SUPPLIED MATERIAL:
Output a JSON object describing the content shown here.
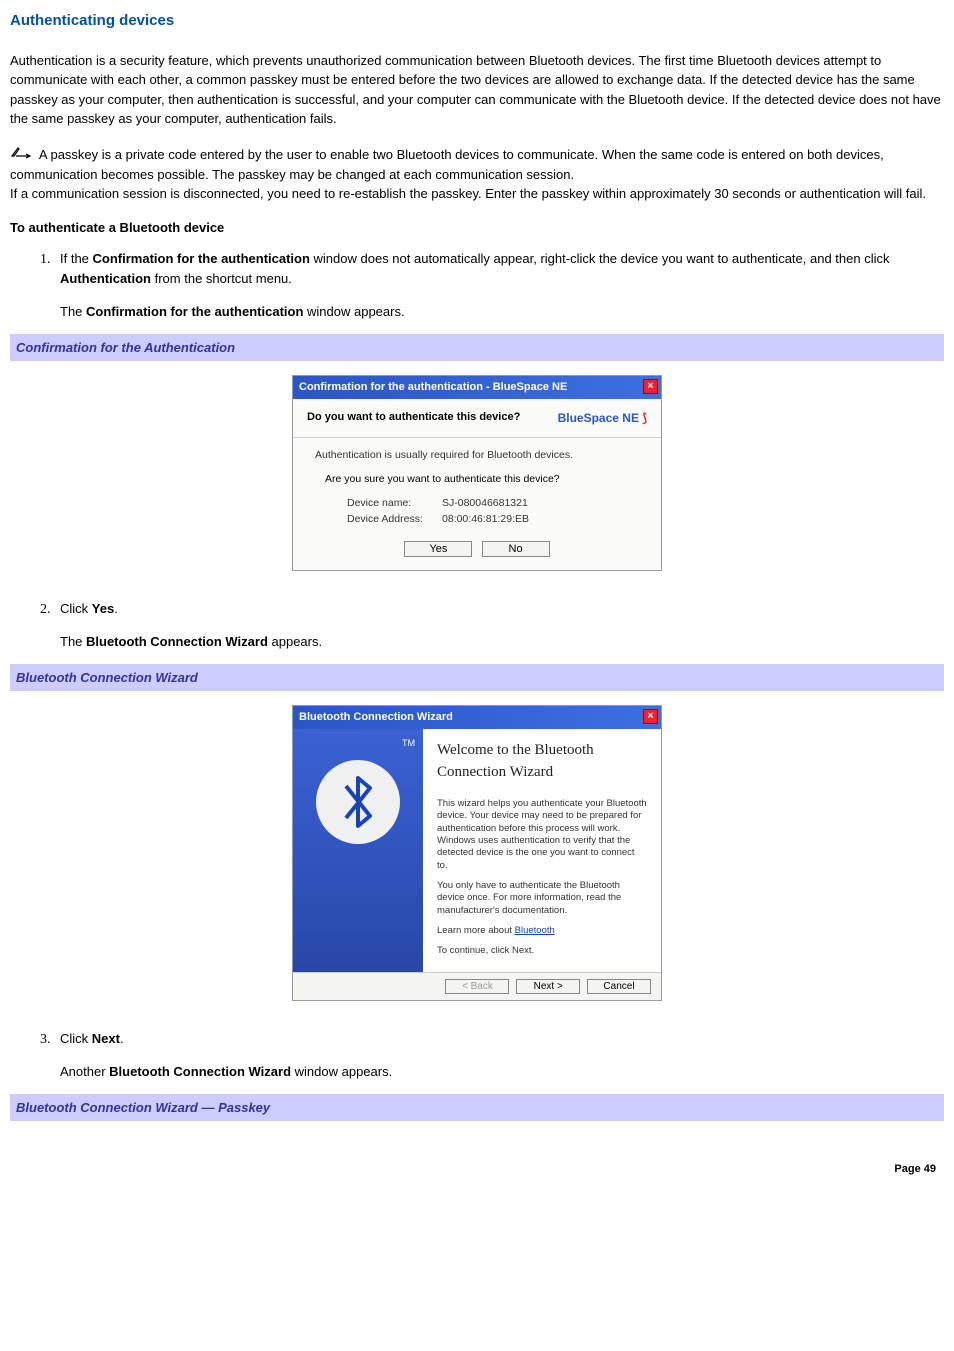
{
  "title": "Authenticating devices",
  "intro": "Authentication is a security feature, which prevents unauthorized communication between Bluetooth    devices. The first time Bluetooth devices attempt to communicate with each other, a common passkey must be entered before the two devices are allowed to exchange data. If the detected device has the same passkey as your computer, then authentication is successful, and your computer can communicate with the Bluetooth device. If the detected device does not have the same passkey as your computer, authentication fails.",
  "note1": "A passkey is a private code entered by the user to enable two Bluetooth devices to communicate. When the same code is entered on both devices, communication becomes possible. The passkey may be changed at each communication session.",
  "note2": "If a communication session is disconnected, you need to re-establish the passkey. Enter the passkey within approximately 30 seconds or authentication will fail.",
  "subheading": "To authenticate a Bluetooth device",
  "steps": {
    "s1a": "If the ",
    "s1b": "Confirmation for the authentication",
    "s1c": " window does not automatically appear, right-click the device you want to authenticate, and then click ",
    "s1d": "Authentication",
    "s1e": " from the shortcut menu.",
    "s1_sub_a": "The ",
    "s1_sub_b": "Confirmation for the authentication",
    "s1_sub_c": " window appears.",
    "s2a": "Click ",
    "s2b": "Yes",
    "s2c": ".",
    "s2_sub_a": "The ",
    "s2_sub_b": "Bluetooth Connection Wizard",
    "s2_sub_c": " appears.",
    "s3a": "Click ",
    "s3b": "Next",
    "s3c": ".",
    "s3_sub_a": "Another ",
    "s3_sub_b": "Bluetooth Connection Wizard",
    "s3_sub_c": " window appears."
  },
  "caption1": "Confirmation for the Authentication",
  "caption2": "Bluetooth Connection Wizard",
  "caption3": "Bluetooth Connection Wizard — Passkey",
  "dialog1": {
    "title": "Confirmation for the authentication - BlueSpace NE",
    "question": "Do you want to authenticate this device?",
    "brand_text": "BlueSpace NE",
    "line1": "Authentication is usually required for Bluetooth devices.",
    "line2": "Are you sure you want to authenticate this device?",
    "k1": "Device name:",
    "v1": "SJ-080046681321",
    "k2": "Device Address:",
    "v2": "08:00:46:81:29:EB",
    "yes": "Yes",
    "no": "No"
  },
  "dialog2": {
    "title": "Bluetooth Connection Wizard",
    "tm": "TM",
    "heading": "Welcome to the Bluetooth Connection Wizard",
    "p1": "This wizard helps you authenticate your Bluetooth device. Your device may need to be prepared for authentication before this process will work. Windows uses authentication to verify that the detected device is the one you want to connect to.",
    "p2": "You only have to authenticate the Bluetooth device once. For more information, read the manufacturer's documentation.",
    "learn_prefix": "Learn more about ",
    "learn_link": "Bluetooth",
    "cont": "To continue, click Next.",
    "back": "< Back",
    "next": "Next >",
    "cancel": "Cancel"
  },
  "page_label": "Page 49"
}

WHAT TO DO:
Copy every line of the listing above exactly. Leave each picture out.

OUTPUT FOR THIS EXERCISE:
Output a JSON object describing the content shown here.
{
  "title": "Authenticating devices",
  "intro": "Authentication is a security feature, which prevents unauthorized communication between Bluetooth    devices. The first time Bluetooth devices attempt to communicate with each other, a common passkey must be entered before the two devices are allowed to exchange data. If the detected device has the same passkey as your computer, then authentication is successful, and your computer can communicate with the Bluetooth device. If the detected device does not have the same passkey as your computer, authentication fails.",
  "note1": "A passkey is a private code entered by the user to enable two Bluetooth devices to communicate. When the same code is entered on both devices, communication becomes possible. The passkey may be changed at each communication session.",
  "note2": "If a communication session is disconnected, you need to re-establish the passkey. Enter the passkey within approximately 30 seconds or authentication will fail.",
  "subheading": "To authenticate a Bluetooth device",
  "steps": {
    "s1a": "If the ",
    "s1b": "Confirmation for the authentication",
    "s1c": " window does not automatically appear, right-click the device you want to authenticate, and then click ",
    "s1d": "Authentication",
    "s1e": " from the shortcut menu.",
    "s1_sub_a": "The ",
    "s1_sub_b": "Confirmation for the authentication",
    "s1_sub_c": " window appears.",
    "s2a": "Click ",
    "s2b": "Yes",
    "s2c": ".",
    "s2_sub_a": "The ",
    "s2_sub_b": "Bluetooth Connection Wizard",
    "s2_sub_c": " appears.",
    "s3a": "Click ",
    "s3b": "Next",
    "s3c": ".",
    "s3_sub_a": "Another ",
    "s3_sub_b": "Bluetooth Connection Wizard",
    "s3_sub_c": " window appears."
  },
  "caption1": "Confirmation for the Authentication",
  "caption2": "Bluetooth Connection Wizard",
  "caption3": "Bluetooth Connection Wizard — Passkey",
  "dialog1": {
    "title": "Confirmation for the authentication - BlueSpace NE",
    "question": "Do you want to authenticate this device?",
    "brand_text": "BlueSpace NE",
    "line1": "Authentication is usually required for Bluetooth devices.",
    "line2": "Are you sure you want to authenticate this device?",
    "k1": "Device name:",
    "v1": "SJ-080046681321",
    "k2": "Device Address:",
    "v2": "08:00:46:81:29:EB",
    "yes": "Yes",
    "no": "No"
  },
  "dialog2": {
    "title": "Bluetooth Connection Wizard",
    "tm": "TM",
    "heading": "Welcome to the Bluetooth Connection Wizard",
    "p1": "This wizard helps you authenticate your Bluetooth device. Your device may need to be prepared for authentication before this process will work. Windows uses authentication to verify that the detected device is the one you want to connect to.",
    "p2": "You only have to authenticate the Bluetooth device once. For more information, read the manufacturer's documentation.",
    "learn_prefix": "Learn more about ",
    "learn_link": "Bluetooth",
    "cont": "To continue, click Next.",
    "back": "< Back",
    "next": "Next >",
    "cancel": "Cancel"
  },
  "page_label": "Page 49"
}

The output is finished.